WHAT YOU HAVE TO DO:
Locate each line in the records containing "icon". Copy it.

━━━━━ INPUT MATERIAL

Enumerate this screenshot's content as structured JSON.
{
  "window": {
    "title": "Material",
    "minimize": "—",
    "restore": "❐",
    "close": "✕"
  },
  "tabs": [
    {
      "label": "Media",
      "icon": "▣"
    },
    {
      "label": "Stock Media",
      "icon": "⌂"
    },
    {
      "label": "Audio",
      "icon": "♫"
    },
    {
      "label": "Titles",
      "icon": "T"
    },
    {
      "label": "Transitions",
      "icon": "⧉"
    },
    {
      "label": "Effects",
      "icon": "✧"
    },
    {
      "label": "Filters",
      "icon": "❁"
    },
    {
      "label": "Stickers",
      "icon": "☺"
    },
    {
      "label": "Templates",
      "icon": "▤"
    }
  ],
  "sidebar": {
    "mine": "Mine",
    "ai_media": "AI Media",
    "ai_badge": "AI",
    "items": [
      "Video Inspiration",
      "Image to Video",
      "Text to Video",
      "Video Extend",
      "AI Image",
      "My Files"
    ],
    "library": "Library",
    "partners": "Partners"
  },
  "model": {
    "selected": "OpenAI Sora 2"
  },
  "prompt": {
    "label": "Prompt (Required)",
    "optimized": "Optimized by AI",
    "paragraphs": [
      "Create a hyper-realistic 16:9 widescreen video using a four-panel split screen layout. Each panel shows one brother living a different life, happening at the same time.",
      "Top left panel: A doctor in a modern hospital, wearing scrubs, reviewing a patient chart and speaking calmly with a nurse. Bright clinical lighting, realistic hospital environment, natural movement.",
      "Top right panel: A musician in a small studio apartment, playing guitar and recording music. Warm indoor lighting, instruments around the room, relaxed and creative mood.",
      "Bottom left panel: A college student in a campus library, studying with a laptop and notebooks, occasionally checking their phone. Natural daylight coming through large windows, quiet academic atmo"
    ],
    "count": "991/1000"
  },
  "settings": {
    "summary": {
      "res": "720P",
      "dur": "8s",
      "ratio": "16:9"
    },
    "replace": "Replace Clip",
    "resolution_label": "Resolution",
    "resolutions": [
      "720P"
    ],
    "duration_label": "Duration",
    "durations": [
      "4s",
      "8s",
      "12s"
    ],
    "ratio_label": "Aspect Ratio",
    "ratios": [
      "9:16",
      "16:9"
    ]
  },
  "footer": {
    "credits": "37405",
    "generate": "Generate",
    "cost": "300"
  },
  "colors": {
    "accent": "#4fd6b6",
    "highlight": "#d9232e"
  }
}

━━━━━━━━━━
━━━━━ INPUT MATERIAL

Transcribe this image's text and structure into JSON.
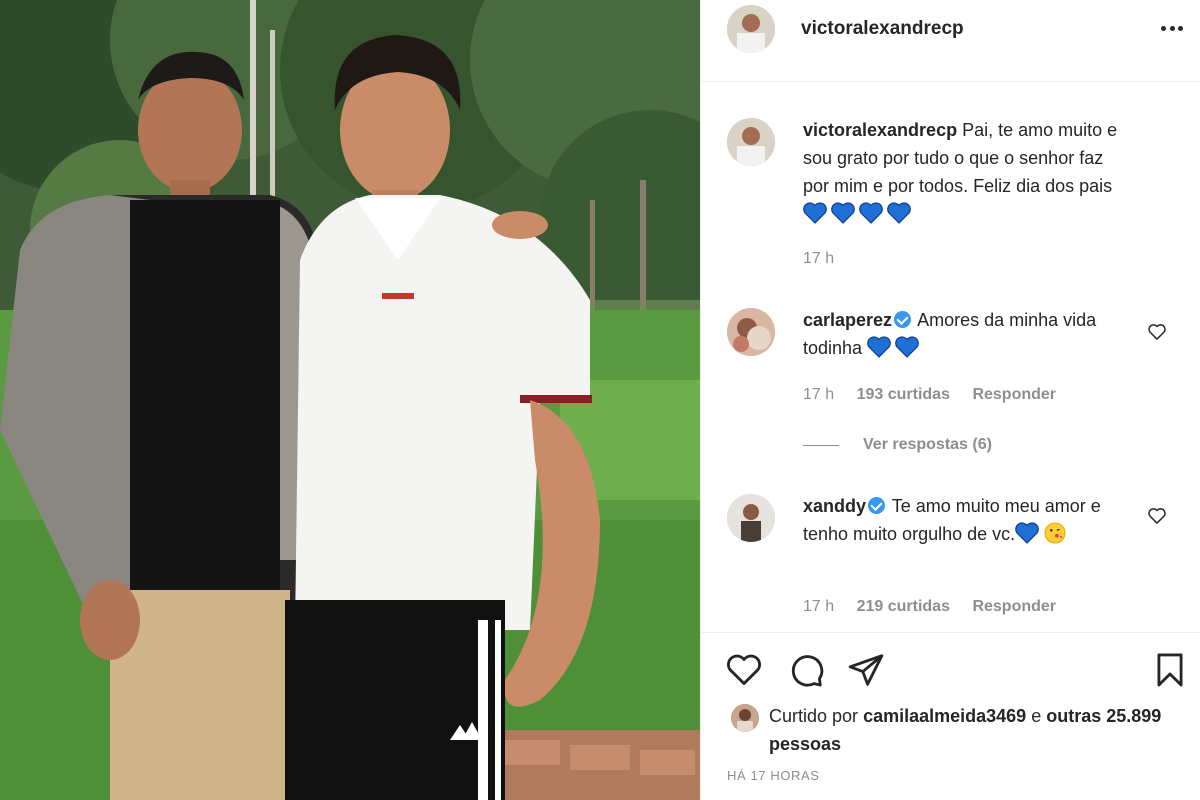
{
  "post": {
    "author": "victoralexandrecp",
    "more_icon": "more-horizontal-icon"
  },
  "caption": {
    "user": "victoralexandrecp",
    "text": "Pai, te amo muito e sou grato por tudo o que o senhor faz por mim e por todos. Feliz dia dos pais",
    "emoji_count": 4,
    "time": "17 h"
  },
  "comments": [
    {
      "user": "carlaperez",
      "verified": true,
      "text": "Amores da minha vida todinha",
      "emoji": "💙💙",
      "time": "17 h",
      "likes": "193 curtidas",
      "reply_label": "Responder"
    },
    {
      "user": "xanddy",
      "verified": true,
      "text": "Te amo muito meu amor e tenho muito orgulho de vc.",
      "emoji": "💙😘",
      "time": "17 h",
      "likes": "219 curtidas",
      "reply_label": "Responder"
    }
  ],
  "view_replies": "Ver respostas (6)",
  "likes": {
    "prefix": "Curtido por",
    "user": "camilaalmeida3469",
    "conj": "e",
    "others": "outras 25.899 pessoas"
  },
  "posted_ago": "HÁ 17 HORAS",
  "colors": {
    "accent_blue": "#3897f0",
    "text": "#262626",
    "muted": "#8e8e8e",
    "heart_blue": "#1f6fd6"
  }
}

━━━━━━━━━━
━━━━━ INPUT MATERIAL

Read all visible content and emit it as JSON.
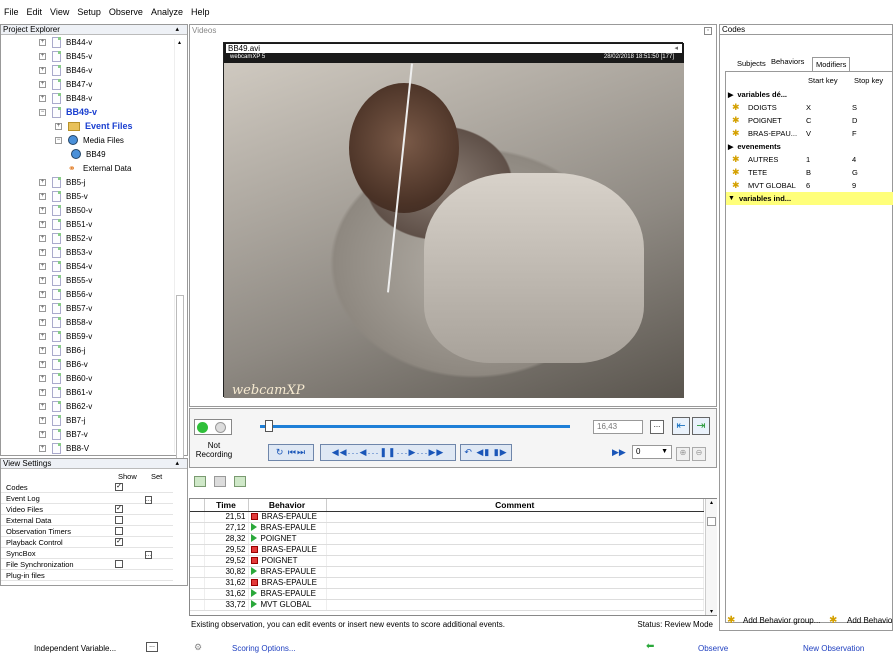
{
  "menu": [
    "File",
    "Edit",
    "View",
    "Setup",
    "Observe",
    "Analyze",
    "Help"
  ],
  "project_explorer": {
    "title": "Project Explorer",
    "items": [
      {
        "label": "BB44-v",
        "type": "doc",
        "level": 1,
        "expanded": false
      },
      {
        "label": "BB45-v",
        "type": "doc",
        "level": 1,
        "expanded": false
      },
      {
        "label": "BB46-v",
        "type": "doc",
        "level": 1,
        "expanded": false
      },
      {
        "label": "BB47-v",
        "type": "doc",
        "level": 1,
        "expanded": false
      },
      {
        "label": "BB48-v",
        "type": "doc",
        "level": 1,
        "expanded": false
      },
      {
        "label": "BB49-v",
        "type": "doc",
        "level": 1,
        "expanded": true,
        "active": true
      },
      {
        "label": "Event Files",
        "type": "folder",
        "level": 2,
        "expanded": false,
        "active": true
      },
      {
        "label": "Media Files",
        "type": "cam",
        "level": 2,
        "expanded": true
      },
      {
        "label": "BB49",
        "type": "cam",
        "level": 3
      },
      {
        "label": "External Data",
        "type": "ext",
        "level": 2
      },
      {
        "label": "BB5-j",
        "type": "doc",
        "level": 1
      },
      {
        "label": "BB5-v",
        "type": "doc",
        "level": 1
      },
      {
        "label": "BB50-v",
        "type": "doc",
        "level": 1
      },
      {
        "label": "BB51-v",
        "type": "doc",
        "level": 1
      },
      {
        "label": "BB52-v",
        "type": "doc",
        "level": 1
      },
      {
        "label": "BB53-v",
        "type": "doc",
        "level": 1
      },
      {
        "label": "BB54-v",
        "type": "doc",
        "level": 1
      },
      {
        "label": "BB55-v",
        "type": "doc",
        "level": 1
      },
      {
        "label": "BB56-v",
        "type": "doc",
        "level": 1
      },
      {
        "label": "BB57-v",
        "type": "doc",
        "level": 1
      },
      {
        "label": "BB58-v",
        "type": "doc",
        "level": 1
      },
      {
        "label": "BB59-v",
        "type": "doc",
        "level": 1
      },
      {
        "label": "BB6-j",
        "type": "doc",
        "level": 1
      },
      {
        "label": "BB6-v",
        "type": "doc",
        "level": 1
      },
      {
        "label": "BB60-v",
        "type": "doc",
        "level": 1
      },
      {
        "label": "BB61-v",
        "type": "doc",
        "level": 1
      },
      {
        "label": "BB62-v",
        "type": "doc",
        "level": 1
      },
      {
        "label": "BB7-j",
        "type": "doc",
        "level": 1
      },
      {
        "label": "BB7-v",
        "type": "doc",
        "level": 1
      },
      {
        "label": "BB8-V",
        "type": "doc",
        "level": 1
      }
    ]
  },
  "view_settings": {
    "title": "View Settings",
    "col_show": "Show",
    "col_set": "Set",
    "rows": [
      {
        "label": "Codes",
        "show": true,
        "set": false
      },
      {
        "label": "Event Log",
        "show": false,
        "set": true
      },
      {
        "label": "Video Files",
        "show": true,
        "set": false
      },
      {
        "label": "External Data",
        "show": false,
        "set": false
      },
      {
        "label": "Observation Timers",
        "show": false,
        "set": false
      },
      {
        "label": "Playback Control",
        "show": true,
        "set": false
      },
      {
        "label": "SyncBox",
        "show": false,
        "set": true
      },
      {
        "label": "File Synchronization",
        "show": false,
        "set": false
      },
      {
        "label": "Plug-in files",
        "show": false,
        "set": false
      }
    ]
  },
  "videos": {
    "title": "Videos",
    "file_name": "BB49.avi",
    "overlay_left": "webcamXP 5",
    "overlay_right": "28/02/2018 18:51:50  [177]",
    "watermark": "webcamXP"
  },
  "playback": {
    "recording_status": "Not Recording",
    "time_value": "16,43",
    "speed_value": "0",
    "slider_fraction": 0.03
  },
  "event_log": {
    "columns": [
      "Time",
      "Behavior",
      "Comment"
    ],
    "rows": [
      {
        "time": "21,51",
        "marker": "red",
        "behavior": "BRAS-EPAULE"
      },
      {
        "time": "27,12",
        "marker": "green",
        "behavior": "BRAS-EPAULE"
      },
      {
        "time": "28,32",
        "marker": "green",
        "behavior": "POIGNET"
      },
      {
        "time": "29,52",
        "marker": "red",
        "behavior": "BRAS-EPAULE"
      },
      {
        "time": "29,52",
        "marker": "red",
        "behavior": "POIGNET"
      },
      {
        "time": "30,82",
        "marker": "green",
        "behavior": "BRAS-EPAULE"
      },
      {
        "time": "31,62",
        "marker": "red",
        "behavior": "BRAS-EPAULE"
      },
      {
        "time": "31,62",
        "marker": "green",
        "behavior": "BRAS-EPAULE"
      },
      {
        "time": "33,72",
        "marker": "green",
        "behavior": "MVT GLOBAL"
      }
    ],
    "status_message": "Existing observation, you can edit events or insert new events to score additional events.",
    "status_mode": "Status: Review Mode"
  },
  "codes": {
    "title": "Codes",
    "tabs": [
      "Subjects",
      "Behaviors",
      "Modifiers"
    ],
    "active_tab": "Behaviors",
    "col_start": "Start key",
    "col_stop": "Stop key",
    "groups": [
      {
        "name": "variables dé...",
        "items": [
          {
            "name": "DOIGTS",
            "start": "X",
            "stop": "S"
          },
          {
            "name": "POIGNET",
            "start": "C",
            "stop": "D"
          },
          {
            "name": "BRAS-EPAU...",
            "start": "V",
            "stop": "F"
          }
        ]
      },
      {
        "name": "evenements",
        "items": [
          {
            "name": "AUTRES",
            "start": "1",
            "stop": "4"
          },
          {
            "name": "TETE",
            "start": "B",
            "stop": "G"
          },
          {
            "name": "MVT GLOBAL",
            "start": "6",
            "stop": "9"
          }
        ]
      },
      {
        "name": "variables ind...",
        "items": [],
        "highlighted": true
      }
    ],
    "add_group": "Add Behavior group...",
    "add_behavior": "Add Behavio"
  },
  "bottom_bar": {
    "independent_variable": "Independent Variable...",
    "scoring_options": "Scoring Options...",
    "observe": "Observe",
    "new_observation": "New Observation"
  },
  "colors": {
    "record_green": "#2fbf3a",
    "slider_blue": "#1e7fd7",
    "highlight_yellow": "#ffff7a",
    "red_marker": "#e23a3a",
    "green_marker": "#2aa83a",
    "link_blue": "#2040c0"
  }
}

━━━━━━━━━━

TASK OUTPUT:
      "icon": "▣"
      "icon": "⌂"
      "icon": "♫"
      "icon": "T"
      "icon": "⧉"
      "icon": "✧"
      "icon": "❁"
      "icon": "☺"
      "icon": "▤"
    "more_icon": "more-horizontal-icon"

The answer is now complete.